Israel's seniors in poor financial shape compared to Europeans

Israels seniors in poor

By JACOB KANTER
November 6, 2009 01:27
1 minute read.

 
X

Dear Reader,
As you can imagine, more people are reading The Jerusalem Post than ever before. Nevertheless, traditional business models are no longer sustainable and high-quality publications, like ours, are being forced to look for new ways to keep going. Unlike many other news organizations, we have not put up a paywall. We want to keep our journalism open and accessible and be able to keep providing you with news and analyses from the frontlines of Israel, the Middle East and the Jewish World.

As one of our loyal readers, we ask you to be our partner.

For $5 a month you will receive access to the following:

  • A user experience almost completely free of ads
  • Access to our Premium Section
  • Content from the award-winning Jerusalem Report and our monthly magazine to learn Hebrew - Ivrit
  • A brand new ePaper featuring the daily newspaper as it appears in print in Israel

Help us grow and continue telling Israel’s story to the world.

Thank you,

Ronit Hasin-Hochman, CEO, Jerusalem Post Group
Yaakov Katz, Editor-in-Chief

UPGRADE YOUR JPOST EXPERIENCE FOR 5$ PER MONTH Show me later

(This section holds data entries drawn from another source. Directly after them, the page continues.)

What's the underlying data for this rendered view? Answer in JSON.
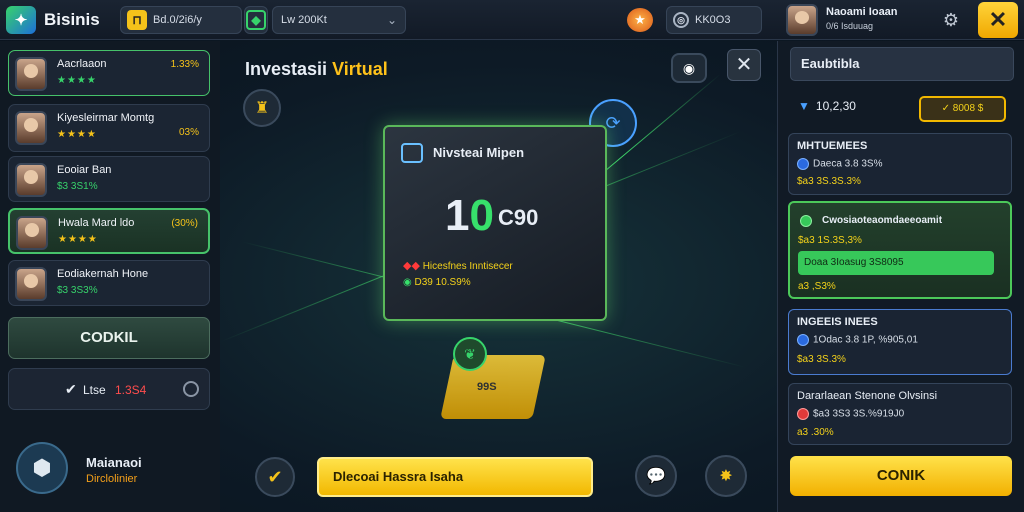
{
  "app": {
    "title": "Bisinis"
  },
  "topbar": {
    "coins": "Bd.0/2i6/y",
    "bet": "Lw 200Kt",
    "score": "KK0O3",
    "user_name": "Naoami Ioaan",
    "user_sub": "0/6 Isduuag"
  },
  "left": {
    "players": [
      {
        "name": "Aacrlaaon",
        "value": "1.33%",
        "sub": "★★★★"
      },
      {
        "name": "Kiyesleirmar Momtg",
        "value": "03%",
        "sub": "★★★★"
      },
      {
        "name": "Eooiar Ban",
        "value": "",
        "sub": "$3 3S1%"
      },
      {
        "name": "Hwala Mard ldo",
        "value": "(30%)",
        "sub": "★★★★"
      },
      {
        "name": "Eodiakernah Hone",
        "value": "",
        "sub": "$3 3S3%"
      }
    ],
    "action_button": "CODKIL",
    "likes_label": "Ltse",
    "likes_value": "1.3S4",
    "profile_name": "Maianaoi",
    "profile_sub": "Dirclolinier"
  },
  "center": {
    "title_main": "Investasii",
    "title_accent": "Virtual",
    "panel_title": "Nivsteai Mipen",
    "amount_main": "1",
    "amount_accent": "0",
    "amount_suffix": "C90",
    "row1": "Hicesfnes Inntisecer",
    "row2": "D39 10.S9%",
    "chip_text": "99S",
    "action_bar": "Dlecoai Hassra Isaha"
  },
  "right": {
    "title": "Eaubtibla",
    "balance": "10,2,30",
    "pay_label": "8008",
    "sections": [
      {
        "head": "MHTUEMEES",
        "line1": "Daeca 3.8 3S%",
        "line2": "$a3 3S.3S.3%"
      },
      {
        "head": "Cwosiaoteaomdaeeoamit",
        "line1": "$a3 1S.3S,3%",
        "line2": "Doaa 3Ioasug 3S8095",
        "line3": "a3 ,S3%"
      },
      {
        "head": "INGEEIS INEES",
        "line1": "1Odac 3.8 1P, %905,01",
        "line2": "$a3 3S.3%"
      },
      {
        "head": "Dararlaean Stenone Olvsinsi",
        "line1": "$a3 3S3 3S.%919J0",
        "line2": "a3 .30%"
      }
    ],
    "confirm_button": "CONIK"
  },
  "colors": {
    "accent_yellow": "#f2b800",
    "accent_green": "#37d36b",
    "accent_blue": "#2a6ae0"
  }
}
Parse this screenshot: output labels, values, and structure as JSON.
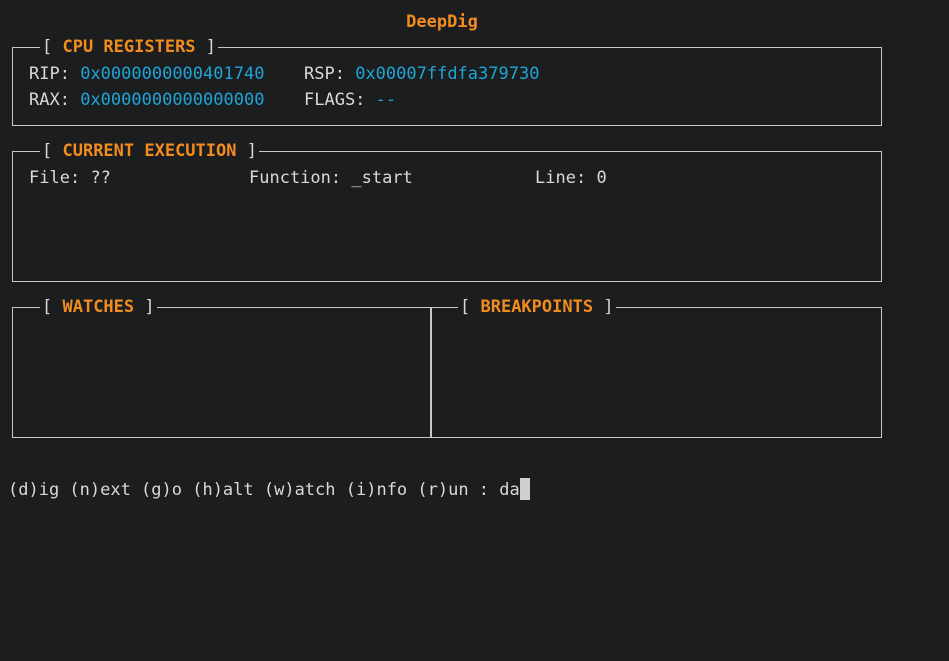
{
  "app": {
    "title": "DeepDig"
  },
  "registers": {
    "title": "CPU REGISTERS",
    "rip_label": "RIP:",
    "rip_value": "0x0000000000401740",
    "rsp_label": "RSP:",
    "rsp_value": "0x00007ffdfa379730",
    "rax_label": "RAX:",
    "rax_value": "0x0000000000000000",
    "flags_label": "FLAGS:",
    "flags_value": "--"
  },
  "execution": {
    "title": "CURRENT EXECUTION",
    "file_label": "File:",
    "file_value": "??",
    "function_label": "Function:",
    "function_value": "_start",
    "line_label": "Line:",
    "line_value": "0"
  },
  "watches": {
    "title": "WATCHES"
  },
  "breakpoints": {
    "title": "BREAKPOINTS"
  },
  "command": {
    "prompt": "(d)ig (n)ext (g)o (h)alt (w)atch (i)nfo (r)un : ",
    "input": "da"
  },
  "colors": {
    "background": "#1c1d1f",
    "accent": "#f28c1e",
    "value": "#1ea5d6",
    "text": "#d9d9d9",
    "border": "#c8c8c8"
  }
}
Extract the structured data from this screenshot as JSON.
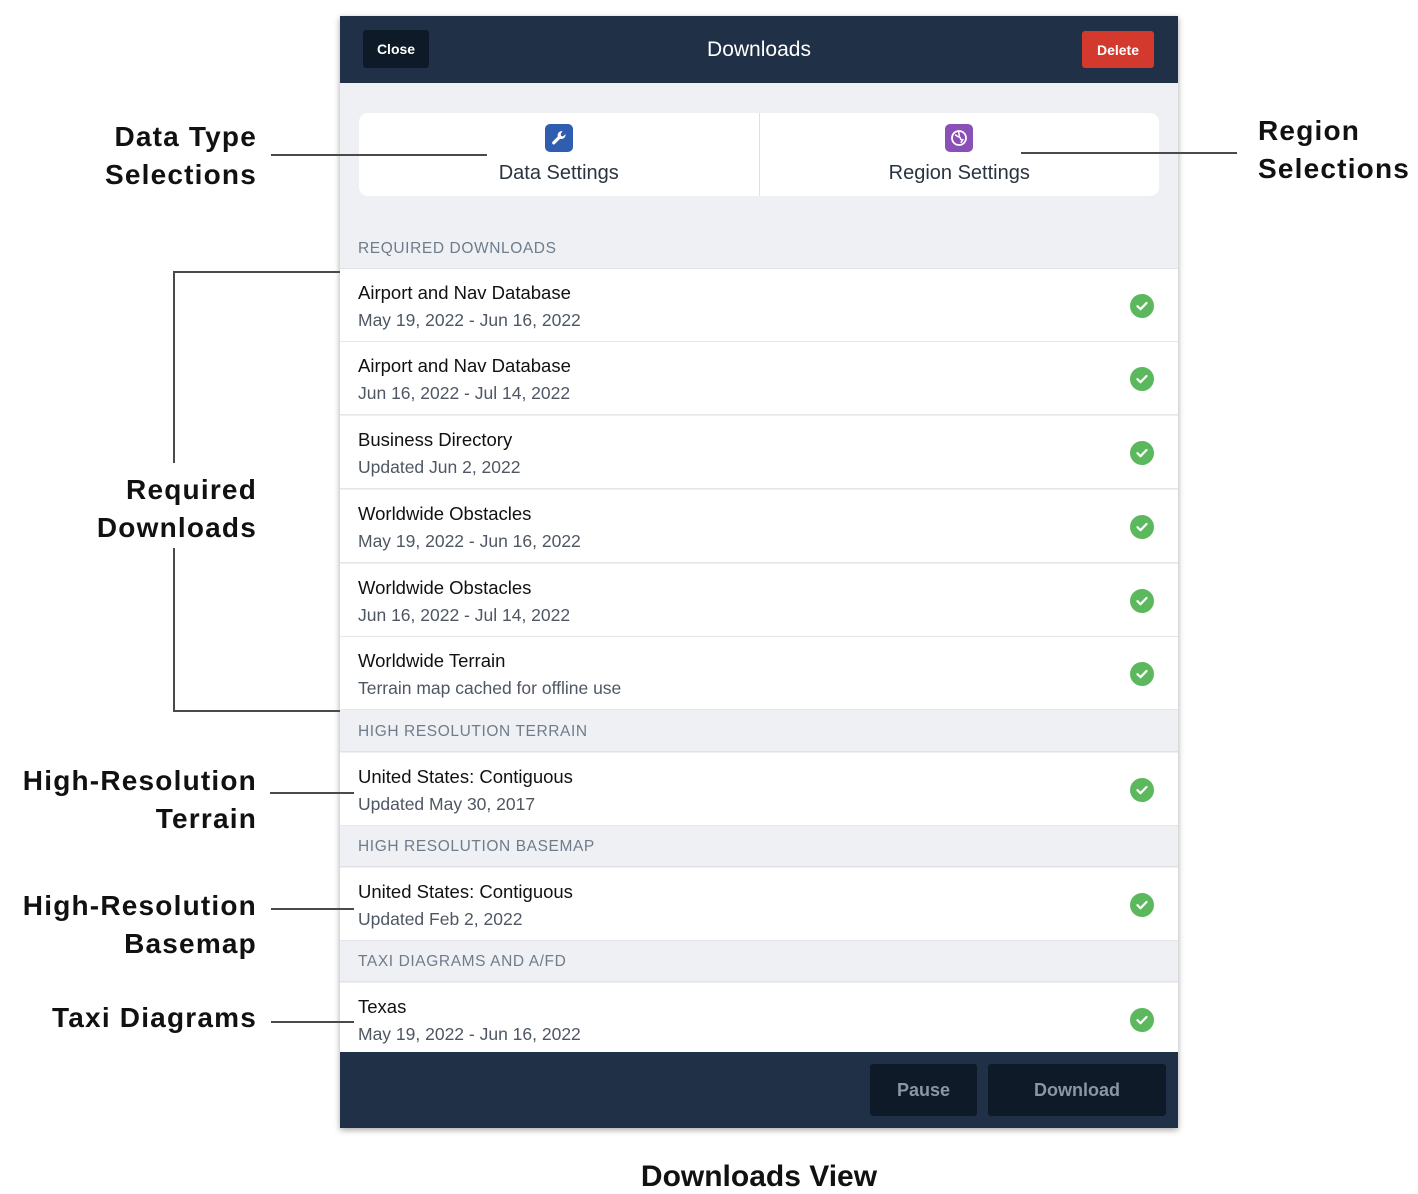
{
  "header": {
    "close_label": "Close",
    "title": "Downloads",
    "delete_label": "Delete"
  },
  "segments": [
    {
      "label": "Data Settings",
      "icon": "wrench-icon",
      "color": "#2f5db0"
    },
    {
      "label": "Region Settings",
      "icon": "globe-icon",
      "color": "#8b4fb8"
    }
  ],
  "sections": {
    "required": {
      "header": "REQUIRED DOWNLOADS",
      "items": [
        {
          "title": "Airport and Nav Database",
          "subtitle": "May 19, 2022 - Jun 16, 2022"
        },
        {
          "title": "Airport and Nav Database",
          "subtitle": "Jun 16, 2022 - Jul 14, 2022"
        },
        {
          "title": "Business Directory",
          "subtitle": "Updated Jun 2, 2022"
        },
        {
          "title": "Worldwide Obstacles",
          "subtitle": "May 19, 2022 - Jun 16, 2022"
        },
        {
          "title": "Worldwide Obstacles",
          "subtitle": "Jun 16, 2022 - Jul 14, 2022"
        },
        {
          "title": "Worldwide Terrain",
          "subtitle": "Terrain map cached for offline use"
        }
      ]
    },
    "terrain": {
      "header": "HIGH RESOLUTION TERRAIN",
      "items": [
        {
          "title": "United States: Contiguous",
          "subtitle": "Updated May 30, 2017"
        }
      ]
    },
    "basemap": {
      "header": "HIGH RESOLUTION BASEMAP",
      "items": [
        {
          "title": "United States: Contiguous",
          "subtitle": "Updated Feb 2, 2022"
        }
      ]
    },
    "taxi": {
      "header": "TAXI DIAGRAMS AND A/FD",
      "items": [
        {
          "title": "Texas",
          "subtitle": "May 19, 2022 - Jun 16, 2022"
        }
      ]
    }
  },
  "footer": {
    "pause_label": "Pause",
    "download_label": "Download"
  },
  "callouts": {
    "data_type": [
      "Data Type",
      "Selections"
    ],
    "region": [
      "Region",
      "Selections"
    ],
    "required": [
      "Required",
      "Downloads"
    ],
    "hr_terrain": [
      "High-Resolution",
      "Terrain"
    ],
    "hr_basemap": [
      "High-Resolution",
      "Basemap"
    ],
    "taxi": [
      "Taxi Diagrams"
    ]
  },
  "caption": "Downloads View",
  "colors": {
    "bar": "#1f3047",
    "delete": "#d4392d",
    "check": "#5cb85c"
  }
}
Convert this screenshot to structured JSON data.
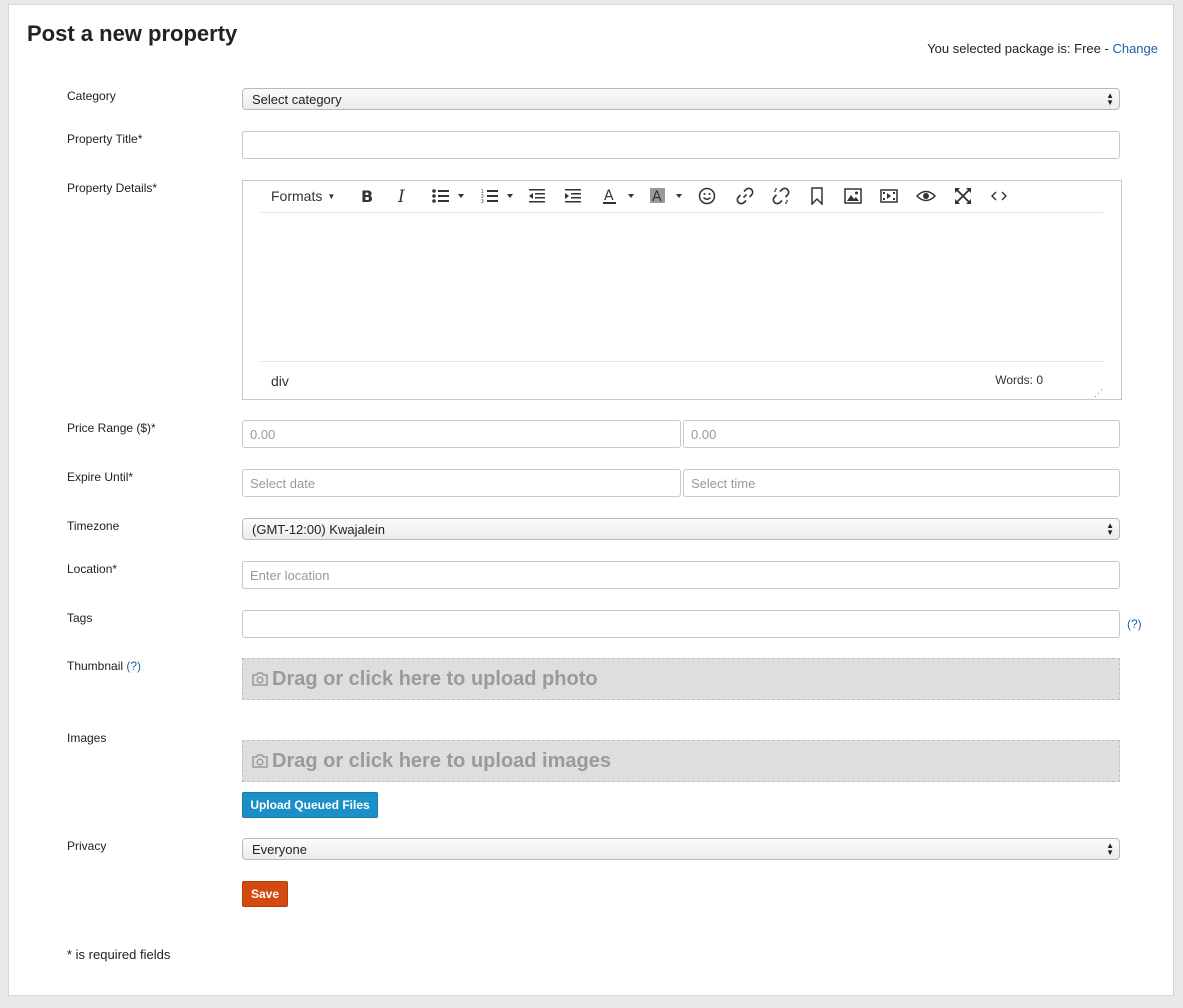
{
  "page": {
    "title": "Post a new property",
    "package_prefix": "You selected package is: Free - ",
    "package_change": "Change",
    "required_note": "* is required fields"
  },
  "form": {
    "category": {
      "label": "Category",
      "value": "Select category"
    },
    "title": {
      "label": "Property Title*",
      "value": ""
    },
    "details": {
      "label": "Property Details*",
      "formats": "Formats",
      "path": "div",
      "word_count": "Words: 0"
    },
    "price": {
      "label": "Price Range ($)*",
      "min_placeholder": "0.00",
      "max_placeholder": "0.00"
    },
    "expire": {
      "label": "Expire Until*",
      "date_placeholder": "Select date",
      "time_placeholder": "Select time"
    },
    "timezone": {
      "label": "Timezone",
      "value": "(GMT-12:00) Kwajalein"
    },
    "location": {
      "label": "Location*",
      "placeholder": "Enter location"
    },
    "tags": {
      "label": "Tags",
      "help": "(?)"
    },
    "thumbnail": {
      "label": "Thumbnail",
      "help": "(?)",
      "drop_text": "Drag or click here to upload photo"
    },
    "images": {
      "label": "Images",
      "drop_text": "Drag or click here to upload images",
      "upload_button": "Upload Queued Files"
    },
    "privacy": {
      "label": "Privacy",
      "value": "Everyone"
    },
    "save_button": "Save"
  },
  "toolbar_icons": [
    "bold-icon",
    "italic-icon",
    "bullet-list-icon",
    "numbered-list-icon",
    "outdent-icon",
    "indent-icon",
    "text-color-icon",
    "background-color-icon",
    "emoticon-icon",
    "link-icon",
    "unlink-icon",
    "bookmark-icon",
    "image-icon",
    "media-icon",
    "preview-icon",
    "fullscreen-icon",
    "source-code-icon"
  ],
  "colors": {
    "link": "#1f5ea8",
    "upload_button": "#1b8fc7",
    "save_button": "#d4490f",
    "dropzone": "#dedede"
  }
}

Israel's elderly community is one of the fastest growing in the world, and it is also one of the poorest, according to statistics released Wednesday by the Israel Gerontological Society. Dr. Israel Doron, chairman of the society, delivered updated information regarding Israel's seniors at a conference on Wednesday on the rising life expectancy rate within the country, organized by the school of Behavioral Sciences at Netanya Academic College. Twenty three percent of Israel's seniors live below the poverty line, compared to 10% in northern Europe and 15% in Eastern Europe. In 2009, the rate rose significantly, largely as a result of the economic crisis, according to Gideon Ben Israel, chairman of the Pensioners' Union. Ben Israel added that since many people have been fired from their jobs, they can no longer help their parents financially. While these statistics are troubling on their own, the rate at which the elderly community is growing within Israel compounds the problem. According to Doron, seniors made up 4% of the population when the state was formed in 1948. That number currently stands at 10%, and is expected to rise to 14% by 2030 - a rate higher than that of both the US and Europe. The rapid aging of Israel's population stems from the country's high life expectancy - nearly 81 years - and the wave of aliya from the FSU. The conference also showcased some troubling data regarding seniors' non-financial problems. Forty percent are afraid to walk alone at night as a result of rising violence against them, and 95% watch television - often to combat loneliness.

Join Jerusalem Post Premium Plus now for just $5 and upgrade your experience with an ads-free website and exclusive content. Click here>>

Related Content

Jisr az-Zarq
April 3, 2014
Residents of Jisr az-Zarqa beckon Israel Trail hikers to enjoy their town

By SHARON UDASIN